London: Macmillan & Co., Ltd, 1920. Item #04216
When Irish Elves Are Smiling
It's an Arthur Rackham Spring
With the Lilt of Irish Fairies
You Can Hear the Goblins Sing
[RACKHAM, Arthur, illustrator]. STEPHENS, James. Irish Fairy Tales. London: Macmillan & Co., Ltd, 1920.
First trade edition. Quarto (8 1/4 x 6 5/8 in; 210 x 168 mm). x, 318 pp. Sixteen full color plates with captioned tissue guards, twenty-one drawings in black and white.
Publisher's gilt-stamped green cloth. Top edge stained green. Corners and spine extremities a little rubbed. A near fine copy.
The fairy tales in this book include:
The Story of Tuan mac Cairill
The Boyhood of Fionn
The Birth of Bran
The Wooing of Becfola
The Little Brawl at Allen
The Carl of the Drab Coat
The Enchanted Cave of Cesh Corran
Becuma of the White Skin

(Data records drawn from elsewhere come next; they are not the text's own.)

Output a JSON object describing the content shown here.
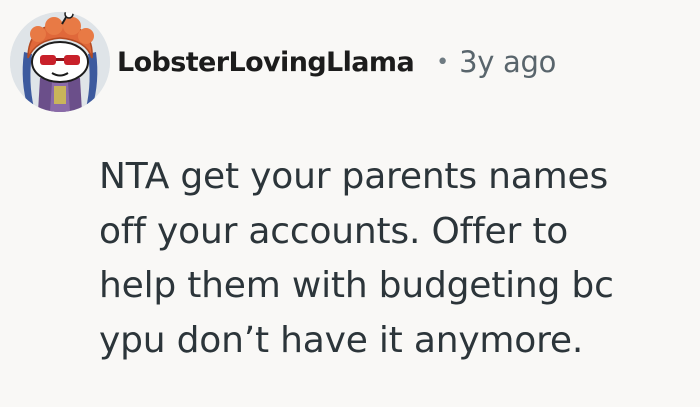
{
  "comment": {
    "author": "LobsterLovingLlama",
    "separator": "•",
    "timestamp": "3y ago",
    "avatar_icon": "snoo-avatar-icon",
    "body_lines": [
      "NTA get your parents names",
      "off your accounts. Offer to",
      "help them with budgeting bc",
      "ypu don’t have it anymore."
    ]
  },
  "colors": {
    "background": "#f9f8f6",
    "username": "#1c1c1c",
    "meta": "#59656c",
    "body": "#2c353a"
  }
}
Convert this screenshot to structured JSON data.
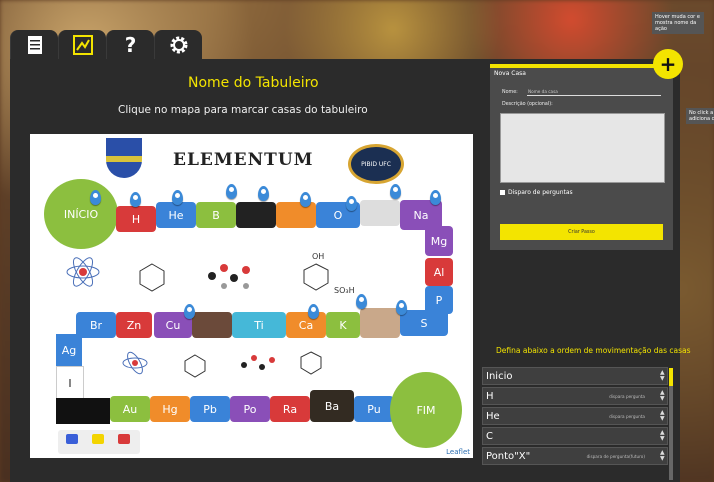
{
  "tabs": [
    {
      "icon": "document-icon"
    },
    {
      "icon": "map-icon"
    },
    {
      "icon": "help-icon",
      "label": "?"
    },
    {
      "icon": "gear-icon"
    }
  ],
  "board_title": "Nome do Tabuleiro",
  "map_instruction": "Clique no mapa para marcar casas do tabuleiro",
  "map": {
    "game_title": "ELEMENTUM",
    "labo_text": "PIBID UFC",
    "start": "INÍCIO",
    "end": "FIM",
    "cells_row1": [
      "H",
      "He",
      "B",
      "",
      "",
      "O",
      "",
      "Na"
    ],
    "cells_right": [
      "Mg",
      "Al",
      "P",
      "S"
    ],
    "cells_row2": [
      "Br",
      "Zn",
      "Cu",
      "",
      "Ti",
      "Ca",
      "K",
      ""
    ],
    "cells_left": [
      "Ag",
      "I"
    ],
    "cells_row3": [
      "Au",
      "Hg",
      "Pb",
      "Po",
      "Ra",
      "Ba",
      "Pu"
    ],
    "so3h": "SO₃H",
    "oh": "OH",
    "attribution": "Leaflet"
  },
  "new_case": {
    "title": "Nova Casa",
    "name_label": "Nome:",
    "name_value": "Nome da casa",
    "description_label": "Descrição (opcional):",
    "checkbox_label": "Disparo de perguntas",
    "create_button": "Criar Passo"
  },
  "tooltips": {
    "plus": "Hover muda cor e mostra nome da ação",
    "map": "No click a adiciona c"
  },
  "order": {
    "title": "Defina abaixo a ordem de movimentação das casas",
    "items": [
      {
        "name": "Inicio",
        "note": ""
      },
      {
        "name": "H",
        "note": "dispara pergunta"
      },
      {
        "name": "He",
        "note": "dispara pergunta"
      },
      {
        "name": "C",
        "note": ""
      },
      {
        "name": "Ponto\"X\"",
        "note": "dispara de pergunta(futuro)"
      }
    ]
  },
  "colors": {
    "accent": "#f3e400",
    "panel": "#2b2b2b",
    "start_green": "#8cbf3f"
  }
}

"Rackham's two great books of the twenties were James Stephens' Irish Fairy Tales of 1920 and Shakespeare's Tempest of 1926... Beyond the softness of style and inventiveness, the most striking thing about the colour plates for Irish Fairy Tales is the felicitous and appropriate use of celtic borders" (Gettings, p. 143).
"Rackham's books for the English market in the early post-war years included Flora Annie Steel's English Fairy Tales Retold (1918)… and his friend James Stephen's collection of Irish Fairy Tales… In the latter book, Rackham broke new ground in the illustration of Irish literature. He had been persuaded to tackle Stephens's stories by Walter Starkie, who had vowed to give his uncle 'no peace' until he had agreed to illustrate them. In writing the stories, Stephens had attempted to create an Irish equivalent of The Arabian Nights, his own poetic retelling of the stories which existed in the oral tradition and in Gaelic texts, but which had not appeared accessibly in print. Rackham rose to the occasion, and his nephew's haunting of him was justified. The Dublin Independent was particularly warm in welcoming the collection, remarking: 'We read English tales with appreciation because pictures have familiarised us with English imagery. A Fenian tale lacks imagery because we have no art to give it colour and shape to what are presently only names. Some of Mr. Rackham's pictures are pure poems - they set you dreaming." (Hamilton, p. 128).
Latimore and Haskell, p. 52. Riall, p. 138.